For a year we have been unearthing oak,
Unraveling coiled roots from the soil’s grasp.
We have bared the mighty timber limbs
That explored the cold dark places,
The corded arms that reached for the world’s heart.
We have teased and untangled the Gorgon’s hair
Of rootlets intermeshed with fungal mould.
The fresh rain will wash the roots clean
So that we can weave them intricately
Into corn dolly, osier wickerwork plaits.
Where the North Sea wind unpeels the dunes
And etches the land with their abrasive sand;
Where the curlew cries over the shingle shore
And the bittern booms from the rushy fens;
There at the confluence of air, sea and land
Let us build our interdimensional henge.
An unbroken ring of oak trunks, a palisade
To enclose the sanctuary of the inverted tree.
The gateway is a single-bole, twin-trunked oak,
A tuning fork through which a man might barely pass.
Under this gate they have buried me.
I was fed a meal of summer berries –
Bramble, whortle, elder, damson and crab.
And a mix of autumn grains and nuts –
Barley, rye, oat, acorn, mast and cob.
Four fair maids have washed my hair in dew,
Combed and braided it in periwinkle shells.
They each in turn made gentle love to me,
Gave me to drink hemlock, mead and agaric
Before they took the leather cord and strangled me.
When the wild North Sea scoured the coast
And the dunes of centuries were washed away,
Standing in silt at the tide’s furthest reach,
A curious circle of ancient stumps was found.

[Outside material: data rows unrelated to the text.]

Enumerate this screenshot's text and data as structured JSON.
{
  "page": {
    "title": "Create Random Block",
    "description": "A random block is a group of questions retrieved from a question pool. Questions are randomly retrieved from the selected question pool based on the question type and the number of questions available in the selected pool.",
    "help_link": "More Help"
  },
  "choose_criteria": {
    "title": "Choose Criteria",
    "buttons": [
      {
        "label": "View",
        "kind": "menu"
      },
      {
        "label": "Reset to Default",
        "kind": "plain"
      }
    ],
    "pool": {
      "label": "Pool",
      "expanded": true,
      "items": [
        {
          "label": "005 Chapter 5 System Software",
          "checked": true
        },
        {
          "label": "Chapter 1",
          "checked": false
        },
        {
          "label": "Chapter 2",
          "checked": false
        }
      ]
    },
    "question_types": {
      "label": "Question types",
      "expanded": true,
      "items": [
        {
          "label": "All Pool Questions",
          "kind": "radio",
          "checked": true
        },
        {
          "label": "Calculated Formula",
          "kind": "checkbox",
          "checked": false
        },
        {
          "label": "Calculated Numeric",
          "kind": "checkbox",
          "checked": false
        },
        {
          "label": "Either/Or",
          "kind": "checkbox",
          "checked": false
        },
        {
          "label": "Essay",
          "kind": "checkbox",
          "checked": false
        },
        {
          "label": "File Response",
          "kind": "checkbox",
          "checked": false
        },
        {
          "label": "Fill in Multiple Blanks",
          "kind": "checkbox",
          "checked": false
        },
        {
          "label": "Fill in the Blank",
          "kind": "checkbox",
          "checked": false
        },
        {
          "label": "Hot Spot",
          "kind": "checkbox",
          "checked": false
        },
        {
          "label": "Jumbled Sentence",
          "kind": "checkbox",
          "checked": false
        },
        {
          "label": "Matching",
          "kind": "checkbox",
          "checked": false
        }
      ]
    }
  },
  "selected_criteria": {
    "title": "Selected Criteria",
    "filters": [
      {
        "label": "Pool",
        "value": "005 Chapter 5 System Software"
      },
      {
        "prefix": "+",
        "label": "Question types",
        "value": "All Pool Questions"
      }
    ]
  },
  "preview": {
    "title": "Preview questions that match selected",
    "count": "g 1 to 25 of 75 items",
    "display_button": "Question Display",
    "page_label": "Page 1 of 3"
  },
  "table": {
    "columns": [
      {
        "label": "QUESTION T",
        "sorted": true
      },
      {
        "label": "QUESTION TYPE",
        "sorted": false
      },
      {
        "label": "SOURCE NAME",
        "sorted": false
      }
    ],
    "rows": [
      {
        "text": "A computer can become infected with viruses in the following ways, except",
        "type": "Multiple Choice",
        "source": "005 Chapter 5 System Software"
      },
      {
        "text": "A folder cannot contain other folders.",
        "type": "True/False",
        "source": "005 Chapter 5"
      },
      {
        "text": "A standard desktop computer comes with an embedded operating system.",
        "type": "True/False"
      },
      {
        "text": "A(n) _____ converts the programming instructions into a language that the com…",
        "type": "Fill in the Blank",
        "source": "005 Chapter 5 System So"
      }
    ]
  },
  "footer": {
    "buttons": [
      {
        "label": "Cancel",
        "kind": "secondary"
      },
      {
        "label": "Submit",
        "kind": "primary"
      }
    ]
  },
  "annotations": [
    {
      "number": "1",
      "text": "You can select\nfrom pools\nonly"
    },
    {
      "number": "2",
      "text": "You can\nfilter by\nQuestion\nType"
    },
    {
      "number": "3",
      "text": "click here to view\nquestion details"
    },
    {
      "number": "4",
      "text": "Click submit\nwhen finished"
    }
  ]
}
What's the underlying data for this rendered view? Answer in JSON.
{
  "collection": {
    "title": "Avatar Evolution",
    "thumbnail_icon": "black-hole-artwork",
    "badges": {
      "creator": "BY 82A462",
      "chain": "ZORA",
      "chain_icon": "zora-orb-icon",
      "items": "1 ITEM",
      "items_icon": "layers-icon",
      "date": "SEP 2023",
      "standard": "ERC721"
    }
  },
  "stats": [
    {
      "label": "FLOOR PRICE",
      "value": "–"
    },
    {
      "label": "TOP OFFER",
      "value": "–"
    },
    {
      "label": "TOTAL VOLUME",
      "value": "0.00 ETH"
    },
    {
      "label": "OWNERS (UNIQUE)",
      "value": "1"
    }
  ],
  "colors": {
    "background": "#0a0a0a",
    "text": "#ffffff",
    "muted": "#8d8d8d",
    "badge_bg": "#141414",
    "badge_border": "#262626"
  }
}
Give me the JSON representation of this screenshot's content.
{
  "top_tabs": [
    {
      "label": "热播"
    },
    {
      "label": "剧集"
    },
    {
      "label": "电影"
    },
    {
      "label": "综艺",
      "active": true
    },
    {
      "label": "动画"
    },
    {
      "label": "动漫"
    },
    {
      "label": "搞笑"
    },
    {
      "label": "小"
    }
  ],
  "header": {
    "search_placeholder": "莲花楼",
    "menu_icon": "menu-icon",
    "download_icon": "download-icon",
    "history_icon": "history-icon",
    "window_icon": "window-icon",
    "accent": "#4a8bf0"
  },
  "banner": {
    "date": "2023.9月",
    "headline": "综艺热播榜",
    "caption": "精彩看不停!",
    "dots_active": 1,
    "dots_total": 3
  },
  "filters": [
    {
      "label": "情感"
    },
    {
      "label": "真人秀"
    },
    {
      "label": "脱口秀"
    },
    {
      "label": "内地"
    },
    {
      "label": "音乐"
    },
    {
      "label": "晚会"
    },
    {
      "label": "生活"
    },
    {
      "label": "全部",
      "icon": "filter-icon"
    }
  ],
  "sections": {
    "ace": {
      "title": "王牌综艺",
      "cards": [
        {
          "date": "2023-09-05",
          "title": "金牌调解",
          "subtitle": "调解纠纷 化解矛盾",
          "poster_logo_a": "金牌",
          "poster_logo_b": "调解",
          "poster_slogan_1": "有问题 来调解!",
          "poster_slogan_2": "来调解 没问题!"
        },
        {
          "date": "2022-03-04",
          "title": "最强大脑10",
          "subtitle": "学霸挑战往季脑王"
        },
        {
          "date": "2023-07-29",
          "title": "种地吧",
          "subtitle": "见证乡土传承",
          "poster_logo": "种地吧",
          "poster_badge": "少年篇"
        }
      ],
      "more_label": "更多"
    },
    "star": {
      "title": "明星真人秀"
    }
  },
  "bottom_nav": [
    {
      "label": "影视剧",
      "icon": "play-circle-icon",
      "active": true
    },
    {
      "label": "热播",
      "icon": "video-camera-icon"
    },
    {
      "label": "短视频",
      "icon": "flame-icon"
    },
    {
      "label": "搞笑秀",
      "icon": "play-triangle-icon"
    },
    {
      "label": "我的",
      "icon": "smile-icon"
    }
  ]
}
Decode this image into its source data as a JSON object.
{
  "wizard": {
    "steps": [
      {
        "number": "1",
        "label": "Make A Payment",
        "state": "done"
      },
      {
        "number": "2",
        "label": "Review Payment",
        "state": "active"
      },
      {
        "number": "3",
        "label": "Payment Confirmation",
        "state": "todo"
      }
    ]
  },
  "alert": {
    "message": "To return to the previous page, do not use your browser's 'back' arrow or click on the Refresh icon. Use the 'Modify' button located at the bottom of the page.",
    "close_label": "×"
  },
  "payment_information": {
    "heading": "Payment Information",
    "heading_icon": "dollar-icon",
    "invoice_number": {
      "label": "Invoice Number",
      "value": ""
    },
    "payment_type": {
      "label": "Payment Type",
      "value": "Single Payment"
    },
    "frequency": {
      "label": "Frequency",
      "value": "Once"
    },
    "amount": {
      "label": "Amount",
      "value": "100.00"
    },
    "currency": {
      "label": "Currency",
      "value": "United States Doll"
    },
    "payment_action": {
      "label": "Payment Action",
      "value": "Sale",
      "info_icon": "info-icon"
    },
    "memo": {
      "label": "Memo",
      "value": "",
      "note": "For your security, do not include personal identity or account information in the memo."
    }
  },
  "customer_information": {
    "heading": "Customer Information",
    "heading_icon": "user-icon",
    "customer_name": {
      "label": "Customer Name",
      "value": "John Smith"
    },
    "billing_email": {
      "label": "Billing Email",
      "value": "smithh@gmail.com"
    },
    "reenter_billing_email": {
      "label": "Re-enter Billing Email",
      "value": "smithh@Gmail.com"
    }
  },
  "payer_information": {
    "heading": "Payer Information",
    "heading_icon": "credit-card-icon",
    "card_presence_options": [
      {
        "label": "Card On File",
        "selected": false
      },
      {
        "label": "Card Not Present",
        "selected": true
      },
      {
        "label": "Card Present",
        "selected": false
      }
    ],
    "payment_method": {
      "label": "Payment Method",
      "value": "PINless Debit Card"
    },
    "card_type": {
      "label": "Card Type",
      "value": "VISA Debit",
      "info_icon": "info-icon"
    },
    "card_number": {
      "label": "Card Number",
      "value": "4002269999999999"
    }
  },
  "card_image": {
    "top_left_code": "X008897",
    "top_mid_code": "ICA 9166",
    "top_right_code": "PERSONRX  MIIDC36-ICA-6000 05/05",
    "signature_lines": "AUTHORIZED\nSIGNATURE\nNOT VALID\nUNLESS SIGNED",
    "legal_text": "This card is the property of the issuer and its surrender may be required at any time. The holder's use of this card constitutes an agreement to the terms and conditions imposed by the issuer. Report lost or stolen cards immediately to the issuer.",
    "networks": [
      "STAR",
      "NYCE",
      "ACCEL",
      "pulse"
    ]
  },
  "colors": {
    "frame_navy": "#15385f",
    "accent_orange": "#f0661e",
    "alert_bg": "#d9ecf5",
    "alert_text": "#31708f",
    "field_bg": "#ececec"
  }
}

At the epicentre, at the very cusp and hub,
A strange replanted oak tree stood,
Its head in the earth, its roots in the air
So that it might draw downwards the radiant dawn,
The cries of plovers, curlews and terns,
And the laughter of lovers to feed the dead.